===== Task material =====
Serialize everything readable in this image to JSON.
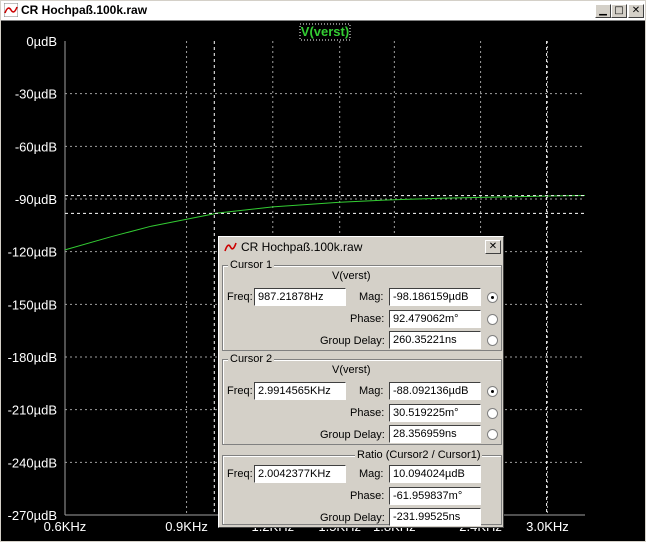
{
  "window": {
    "title": "CR Hochpaß.100k.raw"
  },
  "plot": {
    "trace_label": "V(verst)",
    "y_ticks": [
      "0µdB",
      "-30µdB",
      "-60µdB",
      "-90µdB",
      "-120µdB",
      "-150µdB",
      "-180µdB",
      "-210µdB",
      "-240µdB",
      "-270µdB"
    ],
    "x_ticks": [
      "0.6KHz",
      "0.9KHz",
      "1.2KHz",
      "1.5KHz",
      "1.8KHz",
      "2.4KHz",
      "3.0KHz"
    ],
    "colors": {
      "background": "#000000",
      "trace": "#33cc33",
      "grid": "#a0a0a0",
      "cursor": "#ffffff",
      "text": "#ffffff"
    }
  },
  "chart_data": {
    "type": "line",
    "x_scale": "log",
    "xlim": [
      600,
      3400
    ],
    "ylim": [
      -270,
      0
    ],
    "y_unit": "µdB",
    "grid": true,
    "series": [
      {
        "name": "V(verst)",
        "x": [
          600,
          700,
          800,
          900,
          1000,
          1200,
          1500,
          1800,
          2100,
          2400,
          2700,
          3000,
          3400
        ],
        "y": [
          -119,
          -111.5,
          -105.5,
          -101.5,
          -98,
          -94.5,
          -91.8,
          -90.4,
          -89.6,
          -89.1,
          -88.7,
          -88.3,
          -88.0
        ]
      }
    ],
    "cursors": [
      {
        "freq": 987.21878,
        "mag": -98.186159
      },
      {
        "freq": 2991.4565,
        "mag": -88.092136
      }
    ]
  },
  "dialog": {
    "title": "CR Hochpaß.100k.raw",
    "cursor1": {
      "label": "Cursor 1",
      "trace": "V(verst)",
      "freq_label": "Freq:",
      "freq": "987.21878Hz",
      "mag_label": "Mag:",
      "mag": "-98.186159µdB",
      "phase_label": "Phase:",
      "phase": "92.479062m°",
      "gd_label": "Group Delay:",
      "gd": "260.35221ns"
    },
    "cursor2": {
      "label": "Cursor 2",
      "trace": "V(verst)",
      "freq_label": "Freq:",
      "freq": "2.9914565KHz",
      "mag_label": "Mag:",
      "mag": "-88.092136µdB",
      "phase_label": "Phase:",
      "phase": "30.519225m°",
      "gd_label": "Group Delay:",
      "gd": "28.356959ns"
    },
    "ratio": {
      "label": "Ratio (Cursor2 / Cursor1)",
      "freq_label": "Freq:",
      "freq": "2.0042377KHz",
      "mag_label": "Mag:",
      "mag": "10.094024µdB",
      "phase_label": "Phase:",
      "phase": "-61.959837m°",
      "gd_label": "Group Delay:",
      "gd": "-231.99525ns"
    }
  }
}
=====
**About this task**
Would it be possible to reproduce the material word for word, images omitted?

**Task result**
Serialize everything readable in this image to JSON.
{
  "window": {
    "title": "CR Hochpaß.100k.raw"
  },
  "plot": {
    "trace_label": "V(verst)",
    "y_ticks": [
      "0µdB",
      "-30µdB",
      "-60µdB",
      "-90µdB",
      "-120µdB",
      "-150µdB",
      "-180µdB",
      "-210µdB",
      "-240µdB",
      "-270µdB"
    ],
    "x_ticks": [
      "0.6KHz",
      "0.9KHz",
      "1.2KHz",
      "1.5KHz",
      "1.8KHz",
      "2.4KHz",
      "3.0KHz"
    ],
    "colors": {
      "background": "#000000",
      "trace": "#33cc33",
      "grid": "#a0a0a0",
      "cursor": "#ffffff",
      "text": "#ffffff"
    }
  },
  "chart_data": {
    "type": "line",
    "x_scale": "log",
    "xlim": [
      600,
      3400
    ],
    "ylim": [
      -270,
      0
    ],
    "y_unit": "µdB",
    "grid": true,
    "series": [
      {
        "name": "V(verst)",
        "x": [
          600,
          700,
          800,
          900,
          1000,
          1200,
          1500,
          1800,
          2100,
          2400,
          2700,
          3000,
          3400
        ],
        "y": [
          -119,
          -111.5,
          -105.5,
          -101.5,
          -98,
          -94.5,
          -91.8,
          -90.4,
          -89.6,
          -89.1,
          -88.7,
          -88.3,
          -88.0
        ]
      }
    ],
    "cursors": [
      {
        "freq": 987.21878,
        "mag": -98.186159
      },
      {
        "freq": 2991.4565,
        "mag": -88.092136
      }
    ]
  },
  "dialog": {
    "title": "CR Hochpaß.100k.raw",
    "cursor1": {
      "label": "Cursor 1",
      "trace": "V(verst)",
      "freq_label": "Freq:",
      "freq": "987.21878Hz",
      "mag_label": "Mag:",
      "mag": "-98.186159µdB",
      "phase_label": "Phase:",
      "phase": "92.479062m°",
      "gd_label": "Group Delay:",
      "gd": "260.35221ns"
    },
    "cursor2": {
      "label": "Cursor 2",
      "trace": "V(verst)",
      "freq_label": "Freq:",
      "freq": "2.9914565KHz",
      "mag_label": "Mag:",
      "mag": "-88.092136µdB",
      "phase_label": "Phase:",
      "phase": "30.519225m°",
      "gd_label": "Group Delay:",
      "gd": "28.356959ns"
    },
    "ratio": {
      "label": "Ratio (Cursor2 / Cursor1)",
      "freq_label": "Freq:",
      "freq": "2.0042377KHz",
      "mag_label": "Mag:",
      "mag": "10.094024µdB",
      "phase_label": "Phase:",
      "phase": "-61.959837m°",
      "gd_label": "Group Delay:",
      "gd": "-231.99525ns"
    }
  }
}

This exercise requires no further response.